- **EXERCISE**: All lines holding the word "phone" are to be copied from the records beneath.

- **Page and application data records**:
^^^^^^^^
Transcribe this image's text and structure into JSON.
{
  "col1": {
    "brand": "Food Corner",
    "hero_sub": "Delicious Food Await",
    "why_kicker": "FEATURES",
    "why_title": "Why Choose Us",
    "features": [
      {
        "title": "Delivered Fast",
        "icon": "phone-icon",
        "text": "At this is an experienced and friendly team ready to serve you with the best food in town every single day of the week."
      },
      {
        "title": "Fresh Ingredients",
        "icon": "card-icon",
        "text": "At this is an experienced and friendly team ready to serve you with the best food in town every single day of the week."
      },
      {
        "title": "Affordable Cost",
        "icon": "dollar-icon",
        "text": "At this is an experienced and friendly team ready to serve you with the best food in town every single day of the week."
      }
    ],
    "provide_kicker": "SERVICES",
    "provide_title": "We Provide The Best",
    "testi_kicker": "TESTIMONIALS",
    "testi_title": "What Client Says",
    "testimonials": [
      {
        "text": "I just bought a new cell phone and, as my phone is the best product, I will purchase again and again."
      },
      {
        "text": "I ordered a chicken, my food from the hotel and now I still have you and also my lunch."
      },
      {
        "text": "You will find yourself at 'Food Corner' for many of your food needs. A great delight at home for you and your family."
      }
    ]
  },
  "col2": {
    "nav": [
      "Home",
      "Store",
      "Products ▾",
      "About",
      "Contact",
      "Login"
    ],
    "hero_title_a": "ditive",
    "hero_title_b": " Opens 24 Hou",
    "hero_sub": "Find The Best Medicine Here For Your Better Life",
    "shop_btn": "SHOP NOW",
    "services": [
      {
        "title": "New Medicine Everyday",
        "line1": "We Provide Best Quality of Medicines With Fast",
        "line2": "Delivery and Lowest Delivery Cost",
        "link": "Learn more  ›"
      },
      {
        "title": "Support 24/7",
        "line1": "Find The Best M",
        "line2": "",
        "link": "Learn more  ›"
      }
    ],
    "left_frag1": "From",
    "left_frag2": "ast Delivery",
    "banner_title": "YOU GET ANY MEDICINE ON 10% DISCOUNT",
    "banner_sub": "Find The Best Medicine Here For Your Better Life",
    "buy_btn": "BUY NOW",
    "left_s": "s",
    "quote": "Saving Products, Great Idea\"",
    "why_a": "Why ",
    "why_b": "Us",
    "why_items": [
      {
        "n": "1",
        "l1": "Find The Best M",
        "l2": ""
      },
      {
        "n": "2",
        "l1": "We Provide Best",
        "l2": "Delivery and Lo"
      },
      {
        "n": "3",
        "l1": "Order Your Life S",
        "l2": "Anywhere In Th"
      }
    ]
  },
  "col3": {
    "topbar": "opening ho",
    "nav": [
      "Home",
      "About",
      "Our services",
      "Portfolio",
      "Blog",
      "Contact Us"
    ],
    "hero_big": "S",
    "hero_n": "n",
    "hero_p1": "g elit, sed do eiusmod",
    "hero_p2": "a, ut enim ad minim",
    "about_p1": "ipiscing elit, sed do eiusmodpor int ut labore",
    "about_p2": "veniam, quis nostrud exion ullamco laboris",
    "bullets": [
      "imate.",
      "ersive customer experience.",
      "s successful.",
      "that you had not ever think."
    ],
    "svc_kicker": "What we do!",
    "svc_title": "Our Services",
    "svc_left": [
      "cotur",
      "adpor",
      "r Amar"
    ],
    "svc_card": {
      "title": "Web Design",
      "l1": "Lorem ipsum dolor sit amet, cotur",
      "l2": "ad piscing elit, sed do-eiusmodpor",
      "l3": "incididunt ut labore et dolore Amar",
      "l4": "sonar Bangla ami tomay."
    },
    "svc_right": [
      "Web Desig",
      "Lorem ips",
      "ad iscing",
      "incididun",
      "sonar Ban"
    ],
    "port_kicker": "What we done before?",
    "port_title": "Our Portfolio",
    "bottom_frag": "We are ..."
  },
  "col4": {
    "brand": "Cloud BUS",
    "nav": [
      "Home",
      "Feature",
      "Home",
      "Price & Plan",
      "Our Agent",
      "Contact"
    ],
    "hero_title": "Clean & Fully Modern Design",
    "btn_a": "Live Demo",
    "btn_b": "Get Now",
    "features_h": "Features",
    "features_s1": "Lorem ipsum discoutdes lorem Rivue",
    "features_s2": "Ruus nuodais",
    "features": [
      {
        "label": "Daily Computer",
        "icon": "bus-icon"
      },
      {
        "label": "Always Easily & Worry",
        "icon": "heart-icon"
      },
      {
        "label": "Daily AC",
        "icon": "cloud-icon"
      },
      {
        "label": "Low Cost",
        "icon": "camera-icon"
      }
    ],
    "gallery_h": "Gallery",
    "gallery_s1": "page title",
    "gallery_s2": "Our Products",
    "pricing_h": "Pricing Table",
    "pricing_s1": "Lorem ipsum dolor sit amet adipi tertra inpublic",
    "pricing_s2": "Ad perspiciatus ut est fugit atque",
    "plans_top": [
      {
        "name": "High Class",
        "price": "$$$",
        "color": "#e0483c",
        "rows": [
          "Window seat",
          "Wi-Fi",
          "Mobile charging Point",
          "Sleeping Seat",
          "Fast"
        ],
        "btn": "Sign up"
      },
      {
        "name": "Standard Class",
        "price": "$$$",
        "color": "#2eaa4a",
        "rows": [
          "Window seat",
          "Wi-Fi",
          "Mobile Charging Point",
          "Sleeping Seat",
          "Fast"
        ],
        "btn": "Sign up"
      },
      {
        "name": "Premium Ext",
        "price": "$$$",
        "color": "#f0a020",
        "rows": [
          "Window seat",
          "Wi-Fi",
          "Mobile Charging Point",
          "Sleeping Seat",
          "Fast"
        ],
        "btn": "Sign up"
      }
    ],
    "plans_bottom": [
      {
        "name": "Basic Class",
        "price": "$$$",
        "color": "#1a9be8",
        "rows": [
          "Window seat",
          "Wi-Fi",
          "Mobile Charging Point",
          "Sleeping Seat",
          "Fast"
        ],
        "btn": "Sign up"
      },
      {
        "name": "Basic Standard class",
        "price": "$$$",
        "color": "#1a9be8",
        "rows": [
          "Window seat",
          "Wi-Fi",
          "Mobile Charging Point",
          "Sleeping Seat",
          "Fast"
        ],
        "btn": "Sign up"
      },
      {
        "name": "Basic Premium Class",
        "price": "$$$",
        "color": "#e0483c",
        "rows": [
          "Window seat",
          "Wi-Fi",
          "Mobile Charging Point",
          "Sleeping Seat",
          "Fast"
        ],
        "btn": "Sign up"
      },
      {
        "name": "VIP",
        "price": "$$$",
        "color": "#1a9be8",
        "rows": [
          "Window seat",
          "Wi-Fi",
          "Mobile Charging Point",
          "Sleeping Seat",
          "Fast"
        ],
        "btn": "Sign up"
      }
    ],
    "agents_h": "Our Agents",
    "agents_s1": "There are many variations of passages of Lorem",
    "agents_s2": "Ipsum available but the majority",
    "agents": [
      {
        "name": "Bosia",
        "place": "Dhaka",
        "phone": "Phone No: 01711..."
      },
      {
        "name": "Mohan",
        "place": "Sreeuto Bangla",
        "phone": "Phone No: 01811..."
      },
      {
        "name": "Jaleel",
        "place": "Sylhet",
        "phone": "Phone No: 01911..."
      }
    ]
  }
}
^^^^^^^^
- **RESULT OF THE TASK**:
        "icon": "phone-icon",
        "text": "I just bought a new cell phone and, as my phone is the best product, I will purchase again and again."
        "phone": "Phone No: 01711..."
        "phone": "Phone No: 01811..."
        "phone": "Phone No: 01911..."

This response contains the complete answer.